Erik Eckel suggests three easy methods for Windows and Mac users to be able to share email, calendars, and documents.
Some of the most frequent Mac questions my consultancy receives involve how best to integrate Macs and Windows machines within the same business. Often some staff are mobile, work remotely, yet still must access many of the same files and calendars used by coworkers.
Google Apps is one option, especially when combined with Gmail and Google Calendar. But many companies aren't entirely ready to abandon Microsoft Outlook, Word and Excel and seek seamless email, contacts and calendar integration across a variety of devices (including Mac computers, Windows workstations, iPads, iPhones, BlackBerries and other systems). In such cases, the intelligent pairing of a few common services can meet many businesses' needs.
Start with Dropbox
Dropbox hasn't collected 25 million users by accident. The company has produced an excellent and reliable cloud-based service that provides the equivalent of backup storage, remote access and file sharing within a single service.

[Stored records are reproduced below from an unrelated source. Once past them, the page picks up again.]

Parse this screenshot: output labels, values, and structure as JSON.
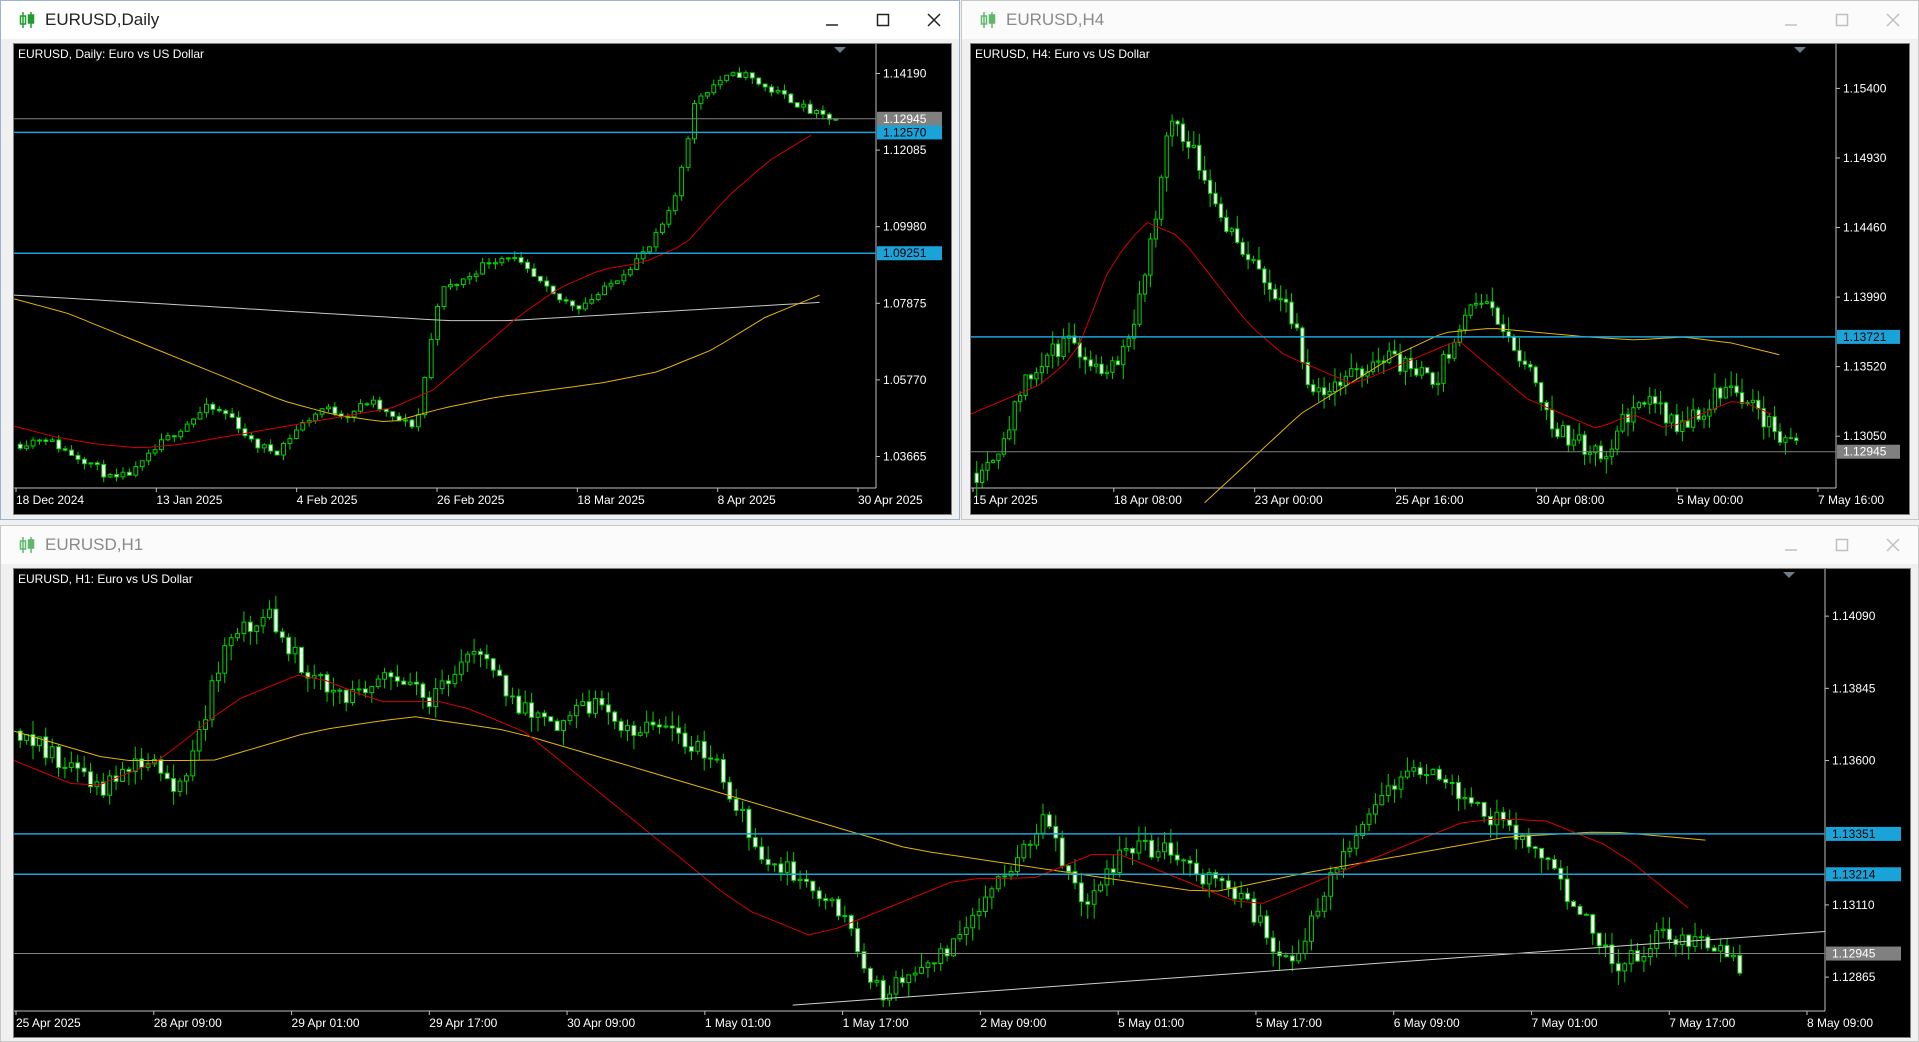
{
  "colors": {
    "bg": "#000000",
    "bull": "#00d400",
    "grid": "#ffffff",
    "hline": "#1aa3d9",
    "hline_label_bg": "#1aa3d9",
    "price_label_bg": "#808080",
    "ma_red": "#d40000",
    "ma_yellow": "#e6b400",
    "ma_white": "#c8c8c8",
    "trend": "#d0d0d0"
  },
  "windows": [
    {
      "id": "daily",
      "title": "EURUSD,Daily",
      "active": true,
      "chart_label": "EURUSD, Daily:  Euro vs US Dollar",
      "price_ticks": [
        "1.14190",
        "1.12085",
        "1.09980",
        "1.07875",
        "1.05770",
        "1.03665"
      ],
      "date_ticks": [
        "18 Dec 2024",
        "13 Jan 2025",
        "4 Feb 2025",
        "26 Feb 2025",
        "18 Mar 2025",
        "8 Apr 2025",
        "30 Apr 2025"
      ],
      "hlines": [
        "1.12570",
        "1.09251"
      ],
      "price_label": "1.12945"
    },
    {
      "id": "h4",
      "title": "EURUSD,H4",
      "active": false,
      "chart_label": "EURUSD, H4:  Euro vs US Dollar",
      "price_ticks": [
        "1.15400",
        "1.14930",
        "1.14460",
        "1.13990",
        "1.13520",
        "1.13050"
      ],
      "date_ticks": [
        "15 Apr 2025",
        "18 Apr 08:00",
        "23 Apr 00:00",
        "25 Apr 16:00",
        "30 Apr 08:00",
        "5 May 00:00",
        "7 May 16:00"
      ],
      "hlines": [
        "1.13721"
      ],
      "price_label": "1.12945"
    },
    {
      "id": "h1",
      "title": "EURUSD,H1",
      "active": false,
      "chart_label": "EURUSD, H1:  Euro vs US Dollar",
      "price_ticks": [
        "1.14090",
        "1.13845",
        "1.13600",
        "1.13110",
        "1.12865"
      ],
      "date_ticks": [
        "25 Apr 2025",
        "28 Apr 09:00",
        "29 Apr 01:00",
        "29 Apr 17:00",
        "30 Apr 09:00",
        "1 May 01:00",
        "1 May 17:00",
        "2 May 09:00",
        "5 May 01:00",
        "5 May 17:00",
        "6 May 09:00",
        "7 May 01:00",
        "7 May 17:00",
        "8 May 09:00"
      ],
      "hlines": [
        "1.13351",
        "1.13214"
      ],
      "price_label": "1.12945"
    }
  ],
  "chart_data": [
    {
      "type": "candlestick",
      "symbol": "EURUSD",
      "timeframe": "Daily",
      "approx_range": [
        1.028,
        1.15
      ],
      "series_shape_close": [
        1.04,
        1.042,
        1.038,
        1.035,
        1.03,
        1.033,
        1.04,
        1.045,
        1.05,
        1.048,
        1.04,
        1.038,
        1.045,
        1.05,
        1.048,
        1.052,
        1.047,
        1.045,
        1.082,
        1.085,
        1.09,
        1.092,
        1.086,
        1.08,
        1.078,
        1.082,
        1.088,
        1.094,
        1.105,
        1.135,
        1.14,
        1.142,
        1.138,
        1.135,
        1.131,
        1.129
      ],
      "ma_red_shape": [
        1.045,
        1.042,
        1.04,
        1.039,
        1.04,
        1.042,
        1.044,
        1.046,
        1.048,
        1.05,
        1.055,
        1.065,
        1.075,
        1.083,
        1.088,
        1.09,
        1.095,
        1.108,
        1.118,
        1.125
      ],
      "ma_yellow_shape": [
        1.08,
        1.076,
        1.07,
        1.064,
        1.058,
        1.052,
        1.048,
        1.046,
        1.05,
        1.053,
        1.055,
        1.057,
        1.06,
        1.066,
        1.075,
        1.081
      ],
      "ma_white_shape": [
        1.081,
        1.08,
        1.079,
        1.078,
        1.077,
        1.076,
        1.075,
        1.074,
        1.074,
        1.075,
        1.076,
        1.077,
        1.078,
        1.079
      ]
    },
    {
      "type": "candlestick",
      "symbol": "EURUSD",
      "timeframe": "H4",
      "approx_range": [
        1.127,
        1.157
      ],
      "series_shape_close": [
        1.128,
        1.13,
        1.134,
        1.136,
        1.137,
        1.135,
        1.136,
        1.141,
        1.152,
        1.15,
        1.146,
        1.143,
        1.141,
        1.139,
        1.133,
        1.134,
        1.135,
        1.136,
        1.135,
        1.134,
        1.138,
        1.14,
        1.137,
        1.135,
        1.131,
        1.13,
        1.129,
        1.132,
        1.133,
        1.131,
        1.132,
        1.134,
        1.133,
        1.131,
        1.13
      ],
      "ma_red_shape": [
        1.132,
        1.133,
        1.134,
        1.136,
        1.142,
        1.145,
        1.144,
        1.141,
        1.138,
        1.136,
        1.135,
        1.134,
        1.135,
        1.136,
        1.137,
        1.135,
        1.133,
        1.132,
        1.131,
        1.132,
        1.131,
        1.132,
        1.133,
        1.132
      ],
      "ma_yellow_shape": [
        1.126,
        1.129,
        1.132,
        1.134,
        1.136,
        1.1375,
        1.1378,
        1.1375,
        1.1372,
        1.137,
        1.1372,
        1.1368,
        1.136
      ]
    },
    {
      "type": "candlestick",
      "symbol": "EURUSD",
      "timeframe": "H1",
      "approx_range": [
        1.1275,
        1.1425
      ],
      "series_shape_close": [
        1.137,
        1.136,
        1.135,
        1.136,
        1.135,
        1.14,
        1.141,
        1.139,
        1.138,
        1.139,
        1.138,
        1.14,
        1.138,
        1.137,
        1.138,
        1.137,
        1.137,
        1.136,
        1.133,
        1.132,
        1.131,
        1.128,
        1.129,
        1.13,
        1.132,
        1.134,
        1.131,
        1.133,
        1.133,
        1.132,
        1.131,
        1.129,
        1.132,
        1.134,
        1.136,
        1.135,
        1.134,
        1.133,
        1.131,
        1.129,
        1.13,
        1.13,
        1.129
      ],
      "ma_red_shape": [
        1.136,
        1.135,
        1.136,
        1.138,
        1.139,
        1.138,
        1.138,
        1.137,
        1.135,
        1.133,
        1.131,
        1.13,
        1.131,
        1.132,
        1.132,
        1.133,
        1.132,
        1.131,
        1.132,
        1.133,
        1.134,
        1.134,
        1.133,
        1.131
      ],
      "ma_yellow_shape": [
        1.137,
        1.136,
        1.136,
        1.137,
        1.1375,
        1.137,
        1.136,
        1.135,
        1.134,
        1.133,
        1.1325,
        1.132,
        1.1315,
        1.1322,
        1.1328,
        1.1334,
        1.1336,
        1.1333
      ]
    }
  ]
}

Best of all, Dropbox supports Windows, Mac, and Linux users, as well as iPads, iPhones, Androids and BlackBerries.
Basic memberships include 2GB of online storage for free. A Pro 50 account increases storage to 50GB (for just $9.99 a month), while a Pro 100 account costs less than $20 a month.
Should mobile staff require, Dropbox also extends the ability to cache files locally on laptops and desktops. Users can continue working even when an Internet connection isn't available. Upon reconnecting to the Internet, Dropbox then synchronizes files associated with the Dropbox account.

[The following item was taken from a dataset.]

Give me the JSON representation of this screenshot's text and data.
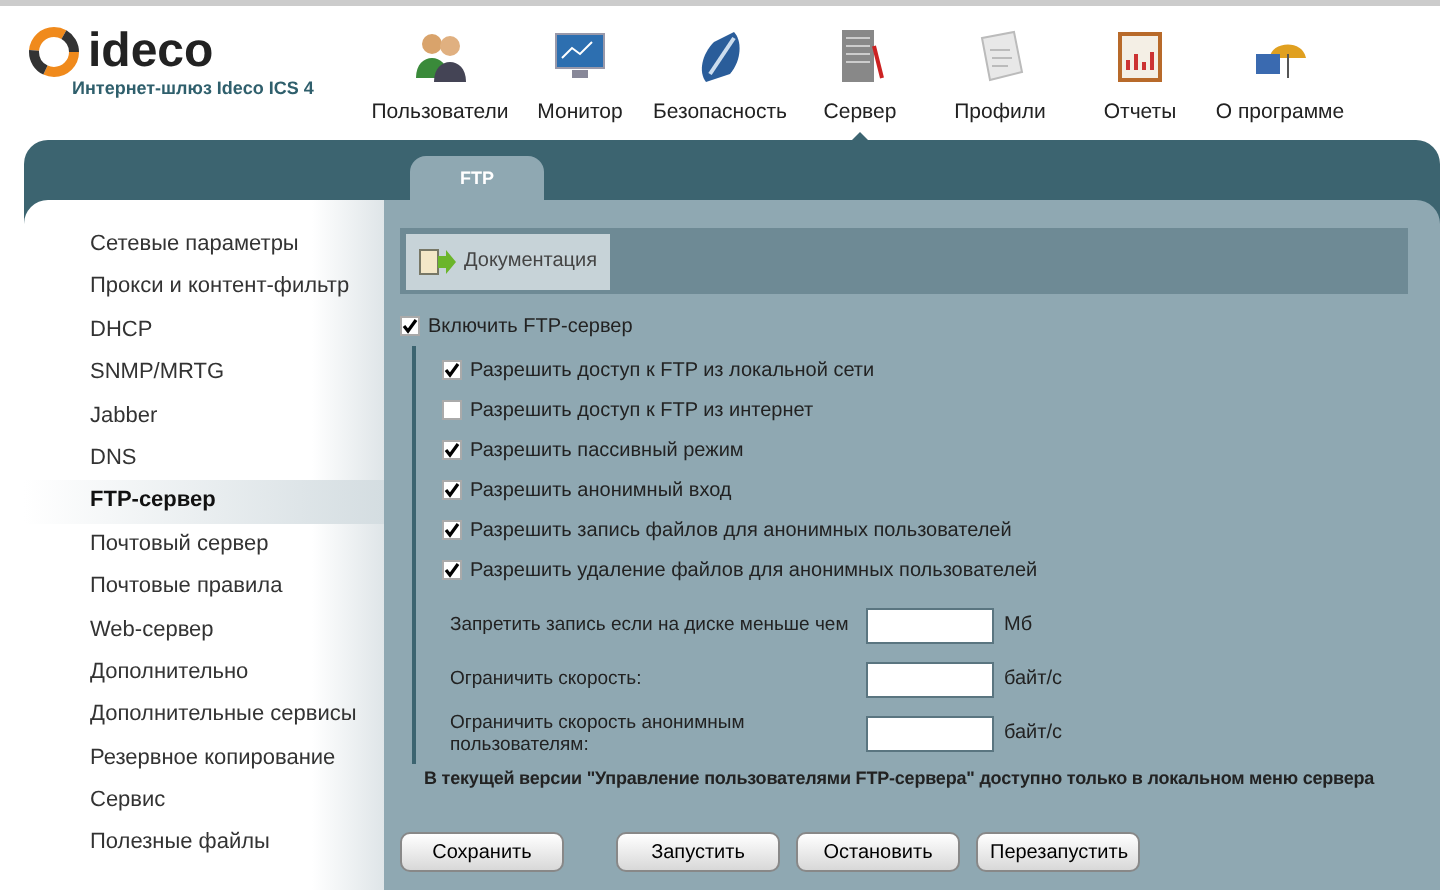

Using Dropbox, Windows and Mac staff can easily share files, including with remote users. Better yet, backups are built in. Dropbox even offers the ability to recover changes or deletions for one month. Since all file transfers occur using SSL connections, and because file stores are encrypted using AES-256 encryption, the service proves secure, too.

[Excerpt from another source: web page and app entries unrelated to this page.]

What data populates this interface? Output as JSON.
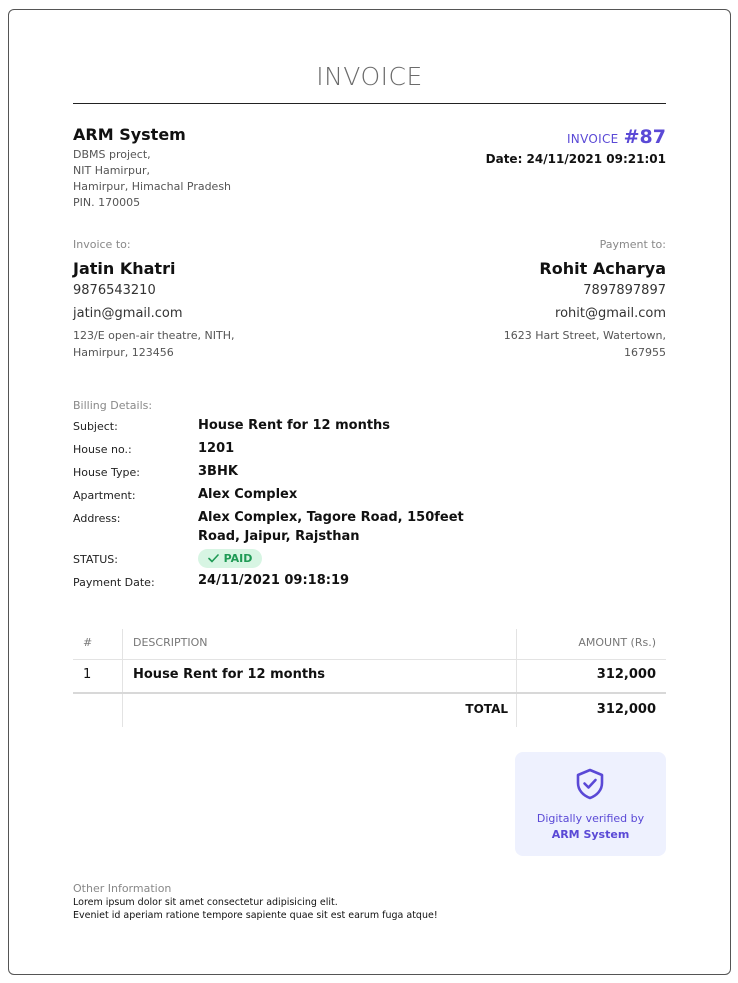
{
  "invoice": {
    "heading": "INVOICE",
    "label": "INVOICE",
    "number": "#87",
    "date": "Date: 24/11/2021 09:21:01"
  },
  "company": {
    "name": "ARM System",
    "address": [
      "DBMS project,",
      "NIT Hamirpur,",
      "Hamirpur, Himachal Pradesh",
      "PIN. 170005"
    ]
  },
  "invoice_to": {
    "label": "Invoice to:",
    "name": "Jatin Khatri",
    "phone": "9876543210",
    "email": "jatin@gmail.com",
    "address": [
      "123/E open-air theatre, NITH,",
      "Hamirpur, 123456"
    ]
  },
  "payment_to": {
    "label": "Payment to:",
    "name": "Rohit Acharya",
    "phone": "7897897897",
    "email": "rohit@gmail.com",
    "address": [
      "1623 Hart Street, Watertown,",
      "167955"
    ]
  },
  "billing": {
    "label": "Billing Details:",
    "subject_label": "Subject:",
    "subject": "House Rent for 12 months",
    "house_no_label": "House no.:",
    "house_no": "1201",
    "house_type_label": "House Type:",
    "house_type": "3BHK",
    "apartment_label": "Apartment:",
    "apartment": "Alex Complex",
    "address_label": "Address:",
    "address": [
      "Alex Complex, Tagore Road, 150feet",
      "Road, Jaipur, Rajsthan"
    ],
    "status_label": "STATUS:",
    "status": "PAID",
    "payment_date_label": "Payment Date:",
    "payment_date": "24/11/2021 09:18:19"
  },
  "table": {
    "headers": [
      "#",
      "DESCRIPTION",
      "AMOUNT (Rs.)"
    ],
    "rows": [
      {
        "index": "1",
        "description": "House Rent for 12 months",
        "amount": "312,000"
      }
    ],
    "total_label": "TOTAL",
    "total": "312,000"
  },
  "verification": {
    "line1": "Digitally verified by",
    "line2": "ARM System"
  },
  "other": {
    "heading": "Other Information",
    "lines": [
      "Lorem ipsum dolor sit amet consectetur adipisicing elit.",
      "Eveniet id aperiam ratione tempore sapiente quae sit est earum fuga atque!"
    ]
  },
  "colors": {
    "accent": "#5a49d6",
    "paid_bg": "#d7f5e3",
    "paid_text": "#1f9a55",
    "verify_bg": "#eef1fe"
  }
}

Select Microsoft Exchange
Mixed environments can then leverage Microsoft Exchange to synchronize and share email, contacts, and calendar data. Because new versions of Exchange are so well supported by iPhones, iPads and Mac OS X Snow Leopard, it's easy to service email, calendaring and contacts across all those Apple devices while simultaneously supporting Windows users.
Organizations need not invest in building and maintaining their own Windows server infrastructure, either. Microsoft itself has jumped in to provide hosted Exchange services that begin at as little as $5 per user per month.
Go FAT32 on portable media
Last, many businesses believe they're unable to transfer data between users or even the same user's own Mac and Windows computers due to Windows' preference for NTFS and a Mac's preference for the Mac OS Extended (Journaled) file system. But formatting thumb drives, external hard disks and other portable media using FAT32 means documents, spreadsheets, presentations, PDFs, photos, videos and other frequently used files can easily be migrated between both platforms.
When businesses find it necessary to transfer files quickly without Internet access or wanting to mess with network share settings and user permissions, portable media formatted using FAT32 provides a simple solution. Just beware; user's can't create files larger than 4GB when using FAT32.
As with other problem-solving scenarios, sometimes the troubleshooters overthink a solution. In some simple business environments in which both Macs and Windows machines must live side by side, overcoming previously troublesome file and collaboration issues may prove as easy as adopting the low-cost steps described here.